Please also see CDC’s Avian Influenza Communication Resources for examples of CDC’s social media messaging for backyard chicken owners.
What are the risks to poultry workers?
Outbreaks of H5N1 bird flu in domestic poultry, in addition to infections in wild birds, are likely to result in increased exposures among some groups of people, which may increase their risk of infection. This would be especially true for people with work-related or recreational exposures to infected birds, particularly poultry workers, outbreak responders, and waterfowl hunters.
There is existing federal guidance around bird flu exposures for different groups of people, including hunters, poultry producers and the general public, as well as health care providers.
CDC also has guidance documents including recommendations for personal protective equipment and information for people exposed to birds infected with bird flu viruses and guidance for testing and treatment of suspected cases to prevent severe illness and transmission to other people.
Do you know whether the current human seasonal flu vaccination would offer any immunity against bird flu?
Human seasonal flu vaccines are designed to protect against four different flu viruses that spread annually among people: an influenza A(H1N1) virus, an influenza A(H3N2) virus and two influenza B viruses. Bird flu viruses are very different from seasonal flu viruses and so seasonal flu vaccine would not be expected to offer protection against H5N1 bird flu viruses that have been detected in wild birds and poultry. However, a recently generated CDC candidate vaccine virus (CVV) against H5 bird flu viruses is nearly genetically identical to the H5 of the viruses detected in North American wild birds and poultry in late 2021 and 2022, and could be used to produce vaccine for humans, if needed.
We do note that it is especially important that people who may have exposure to sick birds get a seasonal flu vaccine, ideally two weeks before their potential exposure, if possible. Human seasonal flu vaccination will not prevent infection with bird flu viruses, but it can reduce the risk of getting sick with human and bird flu viruses at the same time.
Are there any proactive, preventive support measures local health departments can offer large-scale commercial poultry facilities?

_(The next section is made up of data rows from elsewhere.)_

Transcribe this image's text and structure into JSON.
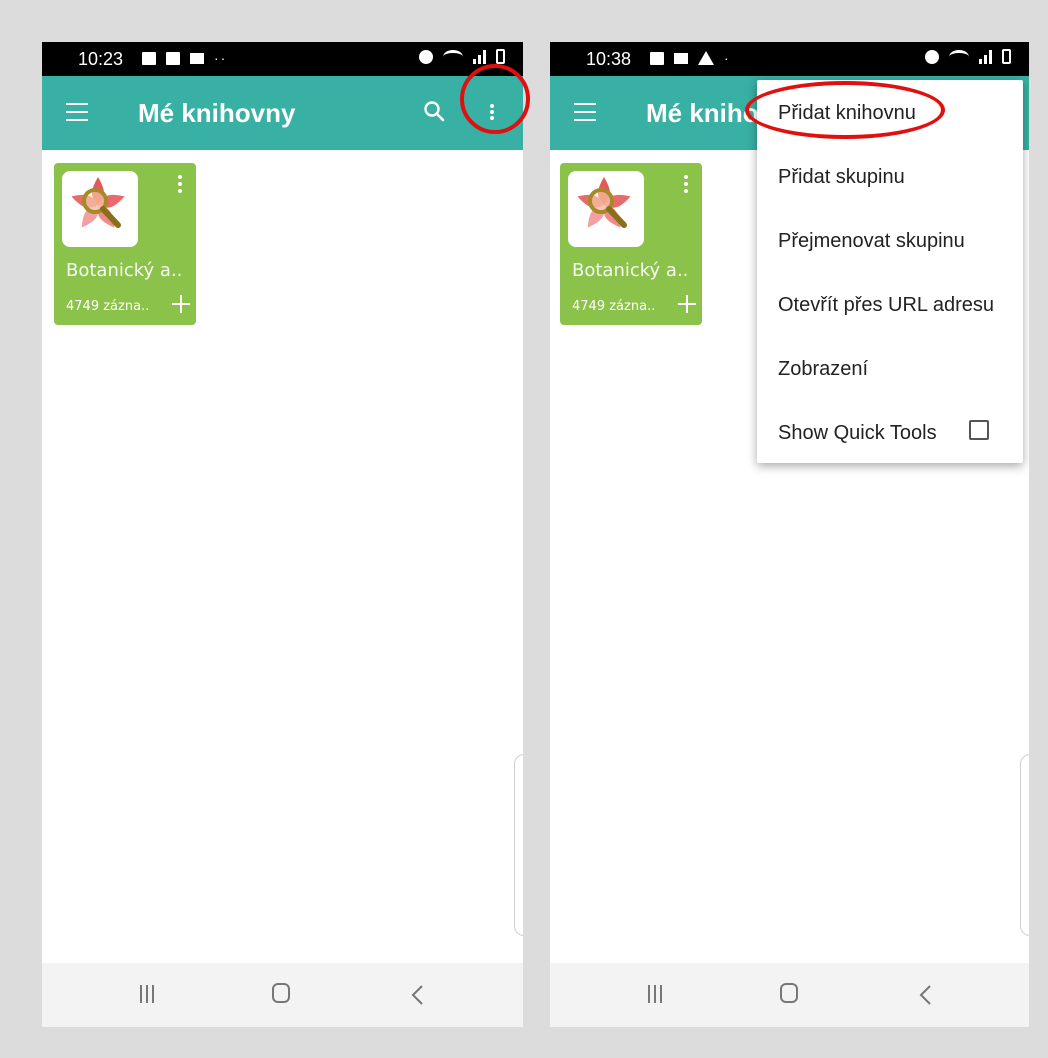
{
  "left_screen": {
    "status": {
      "time": "10:23"
    },
    "appbar": {
      "title": "Mé knihovny"
    },
    "library_card": {
      "title": "Botanický a..",
      "count": "4749 zázna.."
    }
  },
  "right_screen": {
    "status": {
      "time": "10:38"
    },
    "appbar": {
      "title": "Mé knihovny"
    },
    "library_card": {
      "title": "Botanický a..",
      "count": "4749 zázna.."
    },
    "overflow_menu": {
      "items": [
        "Přidat knihovnu",
        "Přidat skupinu",
        "Přejmenovat skupinu",
        "Otevřít přes URL adresu",
        "Zobrazení",
        "Show Quick Tools"
      ],
      "show_quick_tools_checked": false
    }
  },
  "colors": {
    "appbar": "#38b0a3",
    "card": "#8bc34a",
    "highlight": "#e01010",
    "statusbar": "#000000"
  },
  "icons": [
    "hamburger-icon",
    "search-icon",
    "more-vert-icon",
    "plus-icon",
    "recent-apps-icon",
    "home-icon",
    "back-icon",
    "flower-magnifier-logo"
  ]
}
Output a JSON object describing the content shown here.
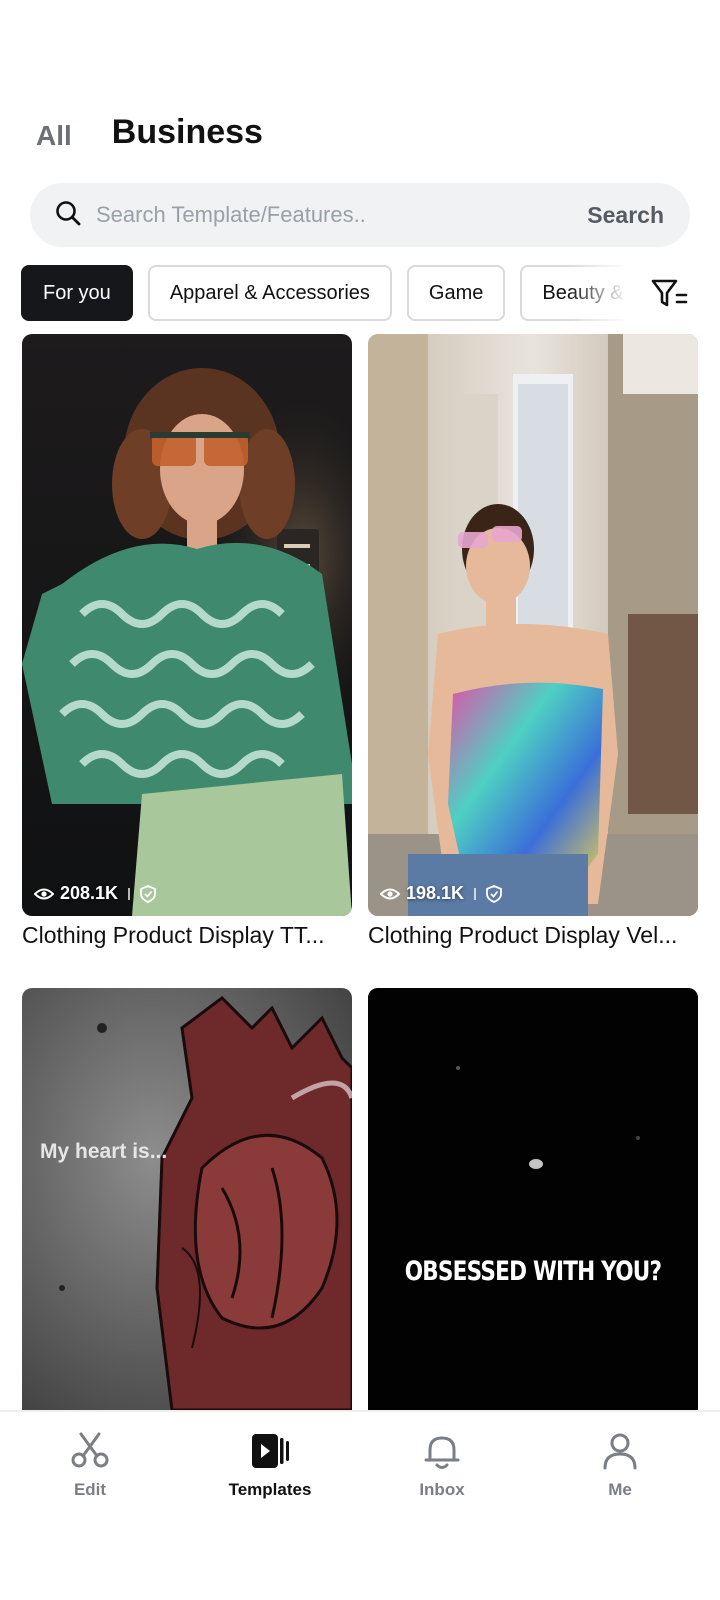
{
  "header": {
    "tabs": [
      {
        "label": "All",
        "active": false
      },
      {
        "label": "Business",
        "active": true
      }
    ]
  },
  "search": {
    "placeholder": "Search Template/Features..",
    "button_label": "Search"
  },
  "categories": [
    {
      "label": "For you",
      "active": true
    },
    {
      "label": "Apparel & Accessories",
      "active": false
    },
    {
      "label": "Game",
      "active": false
    },
    {
      "label": "Beauty &",
      "active": false
    }
  ],
  "templates": [
    {
      "views": "208.1K",
      "title": "Clothing Product Display TT..."
    },
    {
      "views": "198.1K",
      "title": "Clothing Product Display Vel..."
    },
    {
      "overlay_text": "My heart is..."
    },
    {
      "overlay_text": "OBSESSED WITH YOU?"
    }
  ],
  "bottom_nav": [
    {
      "label": "Edit",
      "icon": "scissors-icon",
      "active": false
    },
    {
      "label": "Templates",
      "icon": "templates-icon",
      "active": true
    },
    {
      "label": "Inbox",
      "icon": "bell-icon",
      "active": false
    },
    {
      "label": "Me",
      "icon": "person-icon",
      "active": false
    }
  ],
  "colors": {
    "accent": "#15171b",
    "chip_border": "#d9dadd",
    "search_bg": "#f1f2f4"
  }
}
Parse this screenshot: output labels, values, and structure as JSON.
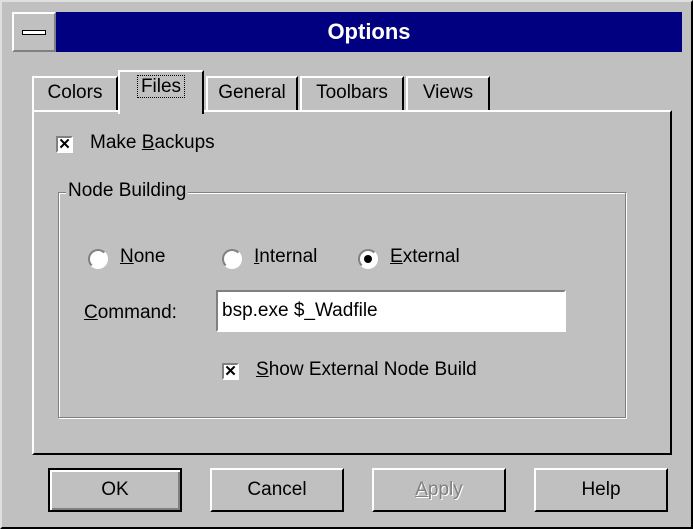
{
  "window": {
    "title": "Options"
  },
  "tabs": [
    {
      "label": "Colors",
      "active": false
    },
    {
      "label": "Files",
      "active": true
    },
    {
      "label": "General",
      "active": false
    },
    {
      "label": "Toolbars",
      "active": false
    },
    {
      "label": "Views",
      "active": false
    }
  ],
  "files": {
    "make_backups": {
      "label_pre": "Make ",
      "label_acc": "B",
      "label_post": "ackups",
      "checked": true
    },
    "node_building": {
      "group_label": "Node Building",
      "radios": [
        {
          "acc": "N",
          "rest": "one",
          "selected": false
        },
        {
          "acc": "I",
          "rest": "nternal",
          "selected": false
        },
        {
          "acc": "E",
          "rest": "xternal",
          "selected": true
        }
      ],
      "command": {
        "label_acc": "C",
        "label_rest": "ommand:",
        "value": "bsp.exe $_Wadfile"
      },
      "show_external": {
        "acc": "S",
        "rest": "how External Node Build",
        "checked": true
      }
    }
  },
  "buttons": {
    "ok": "OK",
    "cancel": "Cancel",
    "apply_acc": "A",
    "apply_rest": "pply",
    "help": "Help"
  },
  "colors": {
    "titlebar": "#000080",
    "face": "#c0c0c0"
  }
}
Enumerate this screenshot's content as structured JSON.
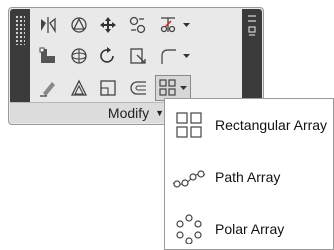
{
  "panel": {
    "title": "Modify",
    "tools": [
      {
        "name": "mirror-icon"
      },
      {
        "name": "rotate-3d-icon"
      },
      {
        "name": "move-icon"
      },
      {
        "name": "copy-icon"
      },
      {
        "name": "trim-icon"
      },
      {
        "name": "stretch-icon"
      },
      {
        "name": "fillet-3d-icon"
      },
      {
        "name": "rotate-icon"
      },
      {
        "name": "scale-icon"
      },
      {
        "name": "fillet-icon"
      },
      {
        "name": "erase-icon"
      },
      {
        "name": "align-icon"
      },
      {
        "name": "offset-rect-icon"
      },
      {
        "name": "offset-icon"
      },
      {
        "name": "array-icon"
      }
    ]
  },
  "menu": {
    "items": [
      {
        "label": "Rectangular Array",
        "icon": "rectangular-array-icon"
      },
      {
        "label": "Path Array",
        "icon": "path-array-icon"
      },
      {
        "label": "Polar Array",
        "icon": "polar-array-icon"
      }
    ]
  }
}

There is existing federal guidance around bird flu exposures for different groups of people, including poultry producers. CDC also has guidance documents including recommendations for personal protective equipment and information for people exposed to birds infected with bird flu viruses and guidance for testing and treatment of suspected cases to prevent severe illness and transmission to other people.
CDC Influenza Landing page: Influenza (Flu) | CDC
CDC-INFO: 800-CDC-INFO (800-232-4636)
Questions or Comments
If you have any questions, concerns, or would like to leave a comment for additional information or resources regarding avian influenza, please use this form to submit your feedback for NACCHO’s Emerging Infectious Disease Team.